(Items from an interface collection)
Segment Open

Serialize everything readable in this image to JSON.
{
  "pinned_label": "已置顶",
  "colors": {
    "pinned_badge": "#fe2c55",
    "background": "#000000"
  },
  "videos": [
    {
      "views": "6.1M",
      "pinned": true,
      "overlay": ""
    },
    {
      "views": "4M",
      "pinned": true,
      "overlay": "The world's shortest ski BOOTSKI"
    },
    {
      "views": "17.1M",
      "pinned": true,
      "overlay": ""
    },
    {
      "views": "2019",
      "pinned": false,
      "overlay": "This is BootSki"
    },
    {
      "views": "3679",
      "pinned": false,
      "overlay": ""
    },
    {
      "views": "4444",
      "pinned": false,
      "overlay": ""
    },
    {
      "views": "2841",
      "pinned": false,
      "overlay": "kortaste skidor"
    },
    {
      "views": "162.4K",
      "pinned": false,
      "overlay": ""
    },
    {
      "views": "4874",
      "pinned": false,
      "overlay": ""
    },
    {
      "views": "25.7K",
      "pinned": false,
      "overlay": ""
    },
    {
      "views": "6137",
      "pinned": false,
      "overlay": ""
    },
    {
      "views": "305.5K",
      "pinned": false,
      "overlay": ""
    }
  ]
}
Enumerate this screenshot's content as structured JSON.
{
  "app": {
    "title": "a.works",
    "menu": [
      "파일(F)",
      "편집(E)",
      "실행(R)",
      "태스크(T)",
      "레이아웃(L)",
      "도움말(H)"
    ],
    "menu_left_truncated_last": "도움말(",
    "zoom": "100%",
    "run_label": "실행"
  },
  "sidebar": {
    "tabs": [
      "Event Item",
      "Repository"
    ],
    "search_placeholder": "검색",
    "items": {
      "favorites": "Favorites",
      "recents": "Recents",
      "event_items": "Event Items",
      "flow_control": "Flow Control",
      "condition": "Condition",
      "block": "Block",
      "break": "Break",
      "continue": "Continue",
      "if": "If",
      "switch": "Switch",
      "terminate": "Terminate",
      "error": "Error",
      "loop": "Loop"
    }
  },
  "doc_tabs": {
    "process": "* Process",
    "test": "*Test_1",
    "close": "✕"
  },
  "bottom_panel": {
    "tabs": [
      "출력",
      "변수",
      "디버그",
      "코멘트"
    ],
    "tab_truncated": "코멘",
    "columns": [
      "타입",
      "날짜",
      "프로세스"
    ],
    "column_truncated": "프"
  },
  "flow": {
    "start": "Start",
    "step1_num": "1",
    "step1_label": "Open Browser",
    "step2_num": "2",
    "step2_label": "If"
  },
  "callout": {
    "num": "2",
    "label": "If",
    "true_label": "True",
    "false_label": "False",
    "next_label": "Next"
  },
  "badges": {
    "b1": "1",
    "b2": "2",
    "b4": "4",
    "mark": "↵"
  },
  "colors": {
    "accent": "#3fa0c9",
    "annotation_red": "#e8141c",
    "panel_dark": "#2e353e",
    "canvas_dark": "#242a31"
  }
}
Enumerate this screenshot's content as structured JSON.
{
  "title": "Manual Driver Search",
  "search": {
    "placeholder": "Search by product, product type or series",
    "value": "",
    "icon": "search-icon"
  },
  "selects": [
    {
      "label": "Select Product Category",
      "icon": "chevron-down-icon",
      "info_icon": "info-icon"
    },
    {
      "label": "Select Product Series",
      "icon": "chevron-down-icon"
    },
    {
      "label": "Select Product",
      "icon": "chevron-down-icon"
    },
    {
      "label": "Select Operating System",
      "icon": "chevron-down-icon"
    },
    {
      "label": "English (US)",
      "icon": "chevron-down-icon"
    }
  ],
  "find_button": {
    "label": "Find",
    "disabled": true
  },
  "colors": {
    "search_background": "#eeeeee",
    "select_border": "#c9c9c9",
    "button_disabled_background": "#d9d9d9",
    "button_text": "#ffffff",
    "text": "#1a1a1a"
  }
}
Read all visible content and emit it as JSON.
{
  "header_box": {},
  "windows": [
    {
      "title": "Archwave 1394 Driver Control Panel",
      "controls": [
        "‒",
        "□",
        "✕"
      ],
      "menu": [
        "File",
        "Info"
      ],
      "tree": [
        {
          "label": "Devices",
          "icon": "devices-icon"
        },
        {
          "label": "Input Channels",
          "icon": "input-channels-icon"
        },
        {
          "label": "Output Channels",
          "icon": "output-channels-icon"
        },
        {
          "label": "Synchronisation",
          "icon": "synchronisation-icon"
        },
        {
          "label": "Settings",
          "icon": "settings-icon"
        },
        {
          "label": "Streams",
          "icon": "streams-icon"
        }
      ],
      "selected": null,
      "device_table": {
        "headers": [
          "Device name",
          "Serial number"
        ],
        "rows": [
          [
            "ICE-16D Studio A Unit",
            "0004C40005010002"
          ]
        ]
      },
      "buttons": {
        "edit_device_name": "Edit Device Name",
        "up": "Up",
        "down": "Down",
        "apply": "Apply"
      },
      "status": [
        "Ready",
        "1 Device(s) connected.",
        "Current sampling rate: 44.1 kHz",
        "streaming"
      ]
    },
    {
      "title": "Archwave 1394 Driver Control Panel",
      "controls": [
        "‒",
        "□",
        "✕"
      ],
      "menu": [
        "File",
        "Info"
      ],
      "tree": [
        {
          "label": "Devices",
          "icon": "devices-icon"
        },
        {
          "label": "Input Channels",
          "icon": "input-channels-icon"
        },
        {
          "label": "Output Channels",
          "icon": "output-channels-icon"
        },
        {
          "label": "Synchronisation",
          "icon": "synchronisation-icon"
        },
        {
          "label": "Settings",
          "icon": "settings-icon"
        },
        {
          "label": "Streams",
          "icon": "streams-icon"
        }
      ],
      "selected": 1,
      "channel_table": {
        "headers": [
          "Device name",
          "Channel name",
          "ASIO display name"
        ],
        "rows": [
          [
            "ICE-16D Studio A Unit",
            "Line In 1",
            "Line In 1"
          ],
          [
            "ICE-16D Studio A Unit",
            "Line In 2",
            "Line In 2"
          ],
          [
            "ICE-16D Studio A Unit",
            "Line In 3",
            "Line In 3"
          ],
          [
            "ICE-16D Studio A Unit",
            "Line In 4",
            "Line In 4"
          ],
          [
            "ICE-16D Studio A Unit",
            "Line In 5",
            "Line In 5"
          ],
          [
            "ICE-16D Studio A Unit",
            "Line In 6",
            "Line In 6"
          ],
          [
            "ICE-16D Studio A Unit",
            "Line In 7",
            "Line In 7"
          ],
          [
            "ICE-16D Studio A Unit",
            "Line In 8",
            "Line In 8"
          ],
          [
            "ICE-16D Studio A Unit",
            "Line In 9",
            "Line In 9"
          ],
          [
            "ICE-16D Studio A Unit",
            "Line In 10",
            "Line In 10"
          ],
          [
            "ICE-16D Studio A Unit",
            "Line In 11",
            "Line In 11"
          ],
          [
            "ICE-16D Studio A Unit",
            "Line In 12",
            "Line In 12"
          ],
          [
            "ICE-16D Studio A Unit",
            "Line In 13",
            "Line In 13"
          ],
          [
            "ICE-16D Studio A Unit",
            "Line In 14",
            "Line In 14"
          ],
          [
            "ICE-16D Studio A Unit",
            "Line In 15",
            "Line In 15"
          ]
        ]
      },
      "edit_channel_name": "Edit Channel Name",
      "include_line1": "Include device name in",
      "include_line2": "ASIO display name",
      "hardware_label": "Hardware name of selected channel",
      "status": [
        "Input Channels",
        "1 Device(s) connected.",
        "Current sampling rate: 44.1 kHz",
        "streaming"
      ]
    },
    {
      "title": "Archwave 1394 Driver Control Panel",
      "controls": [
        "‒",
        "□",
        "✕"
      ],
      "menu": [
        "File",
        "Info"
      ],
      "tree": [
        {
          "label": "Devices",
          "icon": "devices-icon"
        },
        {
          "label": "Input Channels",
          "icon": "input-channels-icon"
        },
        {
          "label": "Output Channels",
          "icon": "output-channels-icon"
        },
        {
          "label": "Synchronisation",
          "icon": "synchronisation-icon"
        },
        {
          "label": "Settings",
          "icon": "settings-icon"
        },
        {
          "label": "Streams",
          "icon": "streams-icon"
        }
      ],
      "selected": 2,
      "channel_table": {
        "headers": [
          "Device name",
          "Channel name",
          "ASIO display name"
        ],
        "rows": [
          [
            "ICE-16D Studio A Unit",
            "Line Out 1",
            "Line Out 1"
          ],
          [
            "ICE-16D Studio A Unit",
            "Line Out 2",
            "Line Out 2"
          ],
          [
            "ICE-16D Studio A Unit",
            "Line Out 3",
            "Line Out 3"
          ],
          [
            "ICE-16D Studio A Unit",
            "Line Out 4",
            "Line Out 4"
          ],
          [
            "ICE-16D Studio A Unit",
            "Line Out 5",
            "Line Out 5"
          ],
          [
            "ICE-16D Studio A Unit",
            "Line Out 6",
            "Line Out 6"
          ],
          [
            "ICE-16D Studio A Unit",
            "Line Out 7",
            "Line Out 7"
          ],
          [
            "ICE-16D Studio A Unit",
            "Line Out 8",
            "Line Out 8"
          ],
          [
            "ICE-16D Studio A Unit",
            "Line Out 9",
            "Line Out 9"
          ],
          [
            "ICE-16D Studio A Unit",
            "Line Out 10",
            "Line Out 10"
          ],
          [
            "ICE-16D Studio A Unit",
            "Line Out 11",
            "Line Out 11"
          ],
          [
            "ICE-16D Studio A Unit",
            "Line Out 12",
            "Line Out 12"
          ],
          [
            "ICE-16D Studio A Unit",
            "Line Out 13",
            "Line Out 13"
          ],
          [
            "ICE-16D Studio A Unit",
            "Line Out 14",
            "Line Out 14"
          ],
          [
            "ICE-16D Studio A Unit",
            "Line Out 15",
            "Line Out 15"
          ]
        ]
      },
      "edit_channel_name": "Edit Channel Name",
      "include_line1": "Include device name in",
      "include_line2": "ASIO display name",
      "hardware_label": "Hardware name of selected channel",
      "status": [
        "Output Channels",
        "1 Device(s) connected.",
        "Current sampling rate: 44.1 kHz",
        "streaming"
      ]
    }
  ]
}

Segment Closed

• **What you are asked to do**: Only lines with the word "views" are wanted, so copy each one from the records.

• **Written solution**:
      "views": "6.1M",
      "views": "4M",
      "views": "17.1M",
      "views": "2019",
      "views": "3679",
      "views": "4444",
      "views": "2841",
      "views": "162.4K",
      "views": "4874",
      "views": "25.7K",
      "views": "6137",
      "views": "305.5K",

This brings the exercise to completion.